Fig. 6: Magnified image of a region of the carrier chip.
figure 6

This image shows the indium bumps post-bonding and post-shearing, a destructive process whereby a cut is made through the device separating the QuIC chips from the carrier chip. The diameter and height of the indium bumps are known pre-bonding, such that by measuring the bump diameter post-bonding, a rough estimate for the bump height can be obtained assuming the bump is cylindrical in both cases: \({h}_{{{{\rm{post}}}}}={h}_{{{{\rm{pre}}}}}{\left({D}_{{{{\rm{pre}}}}}/{D}_{{{{\rm{post}}}}}\right)}^{2}\).

Impact of inter-chip couplers on qubit coherence and 2Q gate stability

An important question to address is whether inter-chip coupling exposes qubits to additional loss or dephasing channels relative to standard intra-chip lateral couplers. As the electric field between the paddles of the coupler passes through vacuum rather than a silicon substrate, no additional dielectric losses are expected. Furthermore, the galvanic connection across the carrier chip is small enough relative to the 3–8 GHz band of interest that it can be treated as a lumped element and is not expected to produce any additional resonant coupling between qubits and the electromagnetic environment (chip modes, package modes, etc.) up to frequencies in excess of 15 GHz.

It is thus not expected that these couplers should impact the qubit relaxation (T1) or dephasing (T2) times. This was reflected in experimental results, as shown in Fig. 7 where we compare T1 and T2 for a device with inter-chip coupling compared to devices from similar wafers with no coupling at all. No statistically significant difference in the T1 and T2 times was observed relative to the baseline.

Fig. 7: Comparison of T1 and T2 for qubits with inter-chip coupling (inter-chip) compared to qubits on devices from similar wafers without inter-chipcouplers (baseline).
figure 7

The baseline data includes 4 fixed qubits and 27 tunable qubits while the inter-chip data includes 12 fixed and 12 tunable qubits, and for each qubit the measured values are averaged over several measurements taken over the course of a week. The boxes plotted depict the four inter-quartile ranges for the distribution of average values with outliers shown as hollow circles. Tunable qubits have lower T1 and T2 due to the coupling of the flux bias line to the qubit and are thus plotted separately here.

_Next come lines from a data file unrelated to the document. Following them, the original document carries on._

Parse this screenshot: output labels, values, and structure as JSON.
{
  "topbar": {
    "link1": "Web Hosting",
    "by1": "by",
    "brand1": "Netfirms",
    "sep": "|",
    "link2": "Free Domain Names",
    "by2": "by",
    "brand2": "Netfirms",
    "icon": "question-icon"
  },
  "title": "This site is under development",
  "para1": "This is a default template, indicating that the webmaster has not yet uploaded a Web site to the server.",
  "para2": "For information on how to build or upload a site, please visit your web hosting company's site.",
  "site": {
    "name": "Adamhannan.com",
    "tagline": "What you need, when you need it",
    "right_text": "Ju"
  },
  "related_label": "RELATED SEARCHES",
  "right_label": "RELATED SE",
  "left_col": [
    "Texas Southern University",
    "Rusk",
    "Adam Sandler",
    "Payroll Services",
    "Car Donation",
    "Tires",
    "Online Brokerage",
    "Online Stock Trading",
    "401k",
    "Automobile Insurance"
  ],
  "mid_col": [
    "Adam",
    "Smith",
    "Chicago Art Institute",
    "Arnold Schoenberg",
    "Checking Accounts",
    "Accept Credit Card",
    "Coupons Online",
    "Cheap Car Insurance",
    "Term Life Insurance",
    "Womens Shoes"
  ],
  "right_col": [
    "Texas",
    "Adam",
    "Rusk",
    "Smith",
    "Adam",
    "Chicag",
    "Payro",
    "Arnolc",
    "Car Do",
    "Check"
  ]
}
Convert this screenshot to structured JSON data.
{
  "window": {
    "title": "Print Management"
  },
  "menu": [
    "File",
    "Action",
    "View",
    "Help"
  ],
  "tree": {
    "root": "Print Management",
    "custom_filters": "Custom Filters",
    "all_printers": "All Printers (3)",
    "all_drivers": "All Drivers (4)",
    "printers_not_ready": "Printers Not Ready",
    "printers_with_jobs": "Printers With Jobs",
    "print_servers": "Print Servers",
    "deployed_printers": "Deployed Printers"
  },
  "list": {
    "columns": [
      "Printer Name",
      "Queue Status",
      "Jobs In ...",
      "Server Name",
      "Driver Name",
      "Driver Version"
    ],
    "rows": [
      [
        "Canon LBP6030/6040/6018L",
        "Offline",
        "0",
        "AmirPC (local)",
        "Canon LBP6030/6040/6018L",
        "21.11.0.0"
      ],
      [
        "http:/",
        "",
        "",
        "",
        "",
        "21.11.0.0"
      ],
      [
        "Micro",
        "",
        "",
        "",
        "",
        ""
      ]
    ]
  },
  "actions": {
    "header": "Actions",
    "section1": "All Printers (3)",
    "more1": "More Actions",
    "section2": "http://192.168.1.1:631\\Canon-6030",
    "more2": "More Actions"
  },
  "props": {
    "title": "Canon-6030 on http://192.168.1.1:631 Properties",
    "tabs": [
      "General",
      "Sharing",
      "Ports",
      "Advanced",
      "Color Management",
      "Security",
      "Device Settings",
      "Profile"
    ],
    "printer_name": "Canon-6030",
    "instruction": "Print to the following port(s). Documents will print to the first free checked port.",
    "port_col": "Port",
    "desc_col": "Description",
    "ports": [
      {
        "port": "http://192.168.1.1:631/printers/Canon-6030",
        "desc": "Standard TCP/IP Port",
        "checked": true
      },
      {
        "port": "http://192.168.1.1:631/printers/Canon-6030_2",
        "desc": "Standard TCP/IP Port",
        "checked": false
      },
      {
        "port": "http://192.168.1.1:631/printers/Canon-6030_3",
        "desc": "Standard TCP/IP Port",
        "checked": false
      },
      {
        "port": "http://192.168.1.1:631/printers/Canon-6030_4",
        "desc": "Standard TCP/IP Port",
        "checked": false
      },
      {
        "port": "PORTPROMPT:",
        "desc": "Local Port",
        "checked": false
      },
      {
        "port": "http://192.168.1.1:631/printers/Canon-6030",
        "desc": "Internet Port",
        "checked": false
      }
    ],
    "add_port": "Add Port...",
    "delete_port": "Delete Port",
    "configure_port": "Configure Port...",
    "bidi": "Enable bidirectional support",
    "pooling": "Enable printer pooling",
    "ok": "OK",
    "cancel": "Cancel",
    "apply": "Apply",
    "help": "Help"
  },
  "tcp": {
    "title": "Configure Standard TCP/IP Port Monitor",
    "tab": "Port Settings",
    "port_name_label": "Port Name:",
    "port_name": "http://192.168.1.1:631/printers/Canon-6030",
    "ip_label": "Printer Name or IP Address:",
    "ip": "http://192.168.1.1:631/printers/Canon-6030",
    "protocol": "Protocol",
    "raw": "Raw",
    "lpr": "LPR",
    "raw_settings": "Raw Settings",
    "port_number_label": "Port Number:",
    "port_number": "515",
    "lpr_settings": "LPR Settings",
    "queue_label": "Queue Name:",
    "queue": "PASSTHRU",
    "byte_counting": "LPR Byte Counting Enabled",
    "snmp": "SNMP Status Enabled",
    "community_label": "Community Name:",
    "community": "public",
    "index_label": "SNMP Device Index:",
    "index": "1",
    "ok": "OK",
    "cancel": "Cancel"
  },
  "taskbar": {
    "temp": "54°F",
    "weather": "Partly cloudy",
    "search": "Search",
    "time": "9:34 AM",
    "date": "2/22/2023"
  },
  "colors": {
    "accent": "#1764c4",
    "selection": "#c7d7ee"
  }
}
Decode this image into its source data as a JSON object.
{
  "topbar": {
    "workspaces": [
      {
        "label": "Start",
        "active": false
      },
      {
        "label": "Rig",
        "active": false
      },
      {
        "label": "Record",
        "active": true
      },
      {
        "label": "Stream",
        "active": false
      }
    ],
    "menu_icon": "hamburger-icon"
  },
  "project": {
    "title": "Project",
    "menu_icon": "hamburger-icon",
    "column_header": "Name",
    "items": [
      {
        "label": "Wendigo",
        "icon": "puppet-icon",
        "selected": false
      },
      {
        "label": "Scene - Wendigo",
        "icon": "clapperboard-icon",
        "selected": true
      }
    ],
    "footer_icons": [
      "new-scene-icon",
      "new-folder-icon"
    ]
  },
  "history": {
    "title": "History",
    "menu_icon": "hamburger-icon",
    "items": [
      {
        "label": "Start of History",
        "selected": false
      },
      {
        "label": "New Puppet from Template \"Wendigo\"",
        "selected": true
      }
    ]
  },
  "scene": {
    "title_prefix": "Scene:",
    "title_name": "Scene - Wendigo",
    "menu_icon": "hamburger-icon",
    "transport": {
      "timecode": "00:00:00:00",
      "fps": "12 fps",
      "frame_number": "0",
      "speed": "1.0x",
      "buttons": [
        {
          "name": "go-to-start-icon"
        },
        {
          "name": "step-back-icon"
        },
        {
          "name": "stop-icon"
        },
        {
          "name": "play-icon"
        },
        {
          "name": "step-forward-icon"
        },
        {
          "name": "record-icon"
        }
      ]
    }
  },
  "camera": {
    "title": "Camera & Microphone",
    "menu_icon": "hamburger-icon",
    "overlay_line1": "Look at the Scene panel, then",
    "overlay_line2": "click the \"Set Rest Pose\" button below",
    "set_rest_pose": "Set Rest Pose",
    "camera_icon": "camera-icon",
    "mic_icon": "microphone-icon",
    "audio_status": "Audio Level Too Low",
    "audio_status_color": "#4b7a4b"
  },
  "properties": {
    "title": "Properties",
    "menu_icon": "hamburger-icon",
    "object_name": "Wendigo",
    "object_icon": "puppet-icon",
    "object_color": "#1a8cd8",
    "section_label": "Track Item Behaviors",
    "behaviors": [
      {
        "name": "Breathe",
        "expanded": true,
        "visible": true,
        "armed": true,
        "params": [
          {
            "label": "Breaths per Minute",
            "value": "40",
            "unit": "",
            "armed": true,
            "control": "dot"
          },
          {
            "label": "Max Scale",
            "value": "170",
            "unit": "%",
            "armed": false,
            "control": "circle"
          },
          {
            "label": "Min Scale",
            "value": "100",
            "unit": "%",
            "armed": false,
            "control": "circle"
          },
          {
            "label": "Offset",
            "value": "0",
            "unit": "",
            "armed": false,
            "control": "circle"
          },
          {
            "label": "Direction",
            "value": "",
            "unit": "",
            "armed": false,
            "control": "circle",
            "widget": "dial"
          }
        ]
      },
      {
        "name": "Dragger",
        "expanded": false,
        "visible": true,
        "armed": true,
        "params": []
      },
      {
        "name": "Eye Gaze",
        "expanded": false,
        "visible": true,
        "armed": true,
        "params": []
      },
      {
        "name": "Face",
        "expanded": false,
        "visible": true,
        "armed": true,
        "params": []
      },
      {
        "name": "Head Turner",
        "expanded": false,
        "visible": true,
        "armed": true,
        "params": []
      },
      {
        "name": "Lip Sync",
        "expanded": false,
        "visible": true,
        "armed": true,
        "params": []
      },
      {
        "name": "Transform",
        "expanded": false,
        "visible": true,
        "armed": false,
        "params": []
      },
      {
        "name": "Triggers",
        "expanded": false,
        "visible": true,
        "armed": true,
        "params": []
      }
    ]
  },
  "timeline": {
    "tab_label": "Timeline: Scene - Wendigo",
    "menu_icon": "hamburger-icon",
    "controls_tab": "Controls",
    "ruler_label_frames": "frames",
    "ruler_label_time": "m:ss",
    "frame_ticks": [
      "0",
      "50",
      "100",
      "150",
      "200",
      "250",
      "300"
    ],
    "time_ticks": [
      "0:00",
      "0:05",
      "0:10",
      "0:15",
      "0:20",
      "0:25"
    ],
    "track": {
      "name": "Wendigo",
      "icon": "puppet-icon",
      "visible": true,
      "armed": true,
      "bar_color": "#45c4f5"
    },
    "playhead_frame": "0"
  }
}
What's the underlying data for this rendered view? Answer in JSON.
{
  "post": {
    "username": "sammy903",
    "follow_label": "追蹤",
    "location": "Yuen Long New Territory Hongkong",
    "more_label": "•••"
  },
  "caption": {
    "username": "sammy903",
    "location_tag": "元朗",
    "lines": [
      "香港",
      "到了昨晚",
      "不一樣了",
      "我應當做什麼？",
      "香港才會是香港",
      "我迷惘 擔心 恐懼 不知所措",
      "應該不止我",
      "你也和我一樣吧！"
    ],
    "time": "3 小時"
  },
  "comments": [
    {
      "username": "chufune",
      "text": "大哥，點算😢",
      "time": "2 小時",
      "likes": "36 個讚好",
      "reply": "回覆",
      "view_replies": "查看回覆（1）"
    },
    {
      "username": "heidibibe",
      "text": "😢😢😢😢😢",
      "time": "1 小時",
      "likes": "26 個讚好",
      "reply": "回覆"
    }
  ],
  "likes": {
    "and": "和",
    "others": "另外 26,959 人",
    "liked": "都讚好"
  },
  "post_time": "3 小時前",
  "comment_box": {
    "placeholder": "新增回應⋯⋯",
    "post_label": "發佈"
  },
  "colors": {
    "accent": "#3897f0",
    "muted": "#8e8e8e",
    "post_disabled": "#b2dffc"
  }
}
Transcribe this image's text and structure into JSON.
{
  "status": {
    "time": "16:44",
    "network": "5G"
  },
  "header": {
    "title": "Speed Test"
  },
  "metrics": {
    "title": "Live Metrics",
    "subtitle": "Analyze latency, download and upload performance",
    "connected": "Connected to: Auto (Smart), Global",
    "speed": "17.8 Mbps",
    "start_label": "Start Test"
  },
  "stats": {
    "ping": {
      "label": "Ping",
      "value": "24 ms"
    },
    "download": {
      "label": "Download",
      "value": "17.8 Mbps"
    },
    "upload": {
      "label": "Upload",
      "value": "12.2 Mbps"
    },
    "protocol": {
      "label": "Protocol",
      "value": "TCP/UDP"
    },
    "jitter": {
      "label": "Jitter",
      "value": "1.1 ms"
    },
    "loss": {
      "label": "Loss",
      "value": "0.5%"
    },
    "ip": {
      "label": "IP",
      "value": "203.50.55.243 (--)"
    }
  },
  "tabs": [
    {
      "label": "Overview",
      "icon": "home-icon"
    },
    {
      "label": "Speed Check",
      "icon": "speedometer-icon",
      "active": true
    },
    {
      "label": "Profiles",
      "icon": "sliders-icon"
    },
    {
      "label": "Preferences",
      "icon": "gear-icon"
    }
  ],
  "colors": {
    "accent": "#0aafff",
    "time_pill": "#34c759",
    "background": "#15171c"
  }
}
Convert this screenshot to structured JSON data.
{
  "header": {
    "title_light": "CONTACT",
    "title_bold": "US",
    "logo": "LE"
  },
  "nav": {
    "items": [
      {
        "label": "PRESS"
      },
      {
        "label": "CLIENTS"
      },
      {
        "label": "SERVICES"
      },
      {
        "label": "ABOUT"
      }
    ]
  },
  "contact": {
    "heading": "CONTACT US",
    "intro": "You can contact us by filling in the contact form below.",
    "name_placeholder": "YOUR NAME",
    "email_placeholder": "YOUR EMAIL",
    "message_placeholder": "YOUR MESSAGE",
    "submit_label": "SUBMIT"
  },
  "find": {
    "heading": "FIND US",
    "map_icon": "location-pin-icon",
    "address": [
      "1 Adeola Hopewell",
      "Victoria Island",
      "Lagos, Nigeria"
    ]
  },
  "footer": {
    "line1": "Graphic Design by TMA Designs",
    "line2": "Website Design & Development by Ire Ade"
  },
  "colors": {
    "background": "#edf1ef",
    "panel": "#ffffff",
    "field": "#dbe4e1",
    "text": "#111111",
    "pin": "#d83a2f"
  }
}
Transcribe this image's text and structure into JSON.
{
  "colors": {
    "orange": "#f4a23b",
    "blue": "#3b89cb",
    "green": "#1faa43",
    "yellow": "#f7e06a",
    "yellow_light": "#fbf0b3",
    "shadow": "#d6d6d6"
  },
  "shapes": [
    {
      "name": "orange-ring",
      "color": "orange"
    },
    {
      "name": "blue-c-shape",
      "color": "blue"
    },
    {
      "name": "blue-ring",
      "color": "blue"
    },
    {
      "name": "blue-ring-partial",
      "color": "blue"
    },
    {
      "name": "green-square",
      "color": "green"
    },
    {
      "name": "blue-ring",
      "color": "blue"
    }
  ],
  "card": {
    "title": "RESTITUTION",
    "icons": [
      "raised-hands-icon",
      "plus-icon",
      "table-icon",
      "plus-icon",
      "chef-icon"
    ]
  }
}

In addition to comparing the coherence between inter-chip qubits and intra-chip qubits, we also assess the entangling gate stability and relaxation time, T1 over a period of 24 h, as plotted for the C1-D6 pair in Fig. 8. For each data point plotted, the qubits are re-tuned, readout is calibrated, and the two-qubit gate is benchmarked using interleaved RB. Qubit re-tuning is done by parking the tunable qubit at its maximum frequency and calibrating the gate pulses for the fixed and tunable qubit. Readout calibration involves preparing ground and excited states to update the classifier that will be used to discriminate single shot measurements. T1 decay is monitored through repeated coherence measurements taken after re-tuning and readout calibrations and before benchmarking. Temporal fluctuations show a drop in the gate fidelity when the T1 falls below 10 μs, but generally it remains stable to within four percentage points with a distribution centered around 98%. Fluctuations in T1 is an active research topic in the field of superconducting qubits25,26.

Fig. 8: Timeseries of the iRB fidelity and T1 of the tunable qubit on the C1-D6 pair.
figure 8

The tunable qubit has a lower T1 relative to the fixed qubit on the edge and is thus the limiting factor in regards to incoherent error. The repeated measurement sequence calibrates readout parameters, parks the tunable qubit at its maximum frequency, measures the coherence time and benchmarks the gate. Error bars represent the 95% confidence bounds on the fitted parameter (fidelity and T1) for each measurement.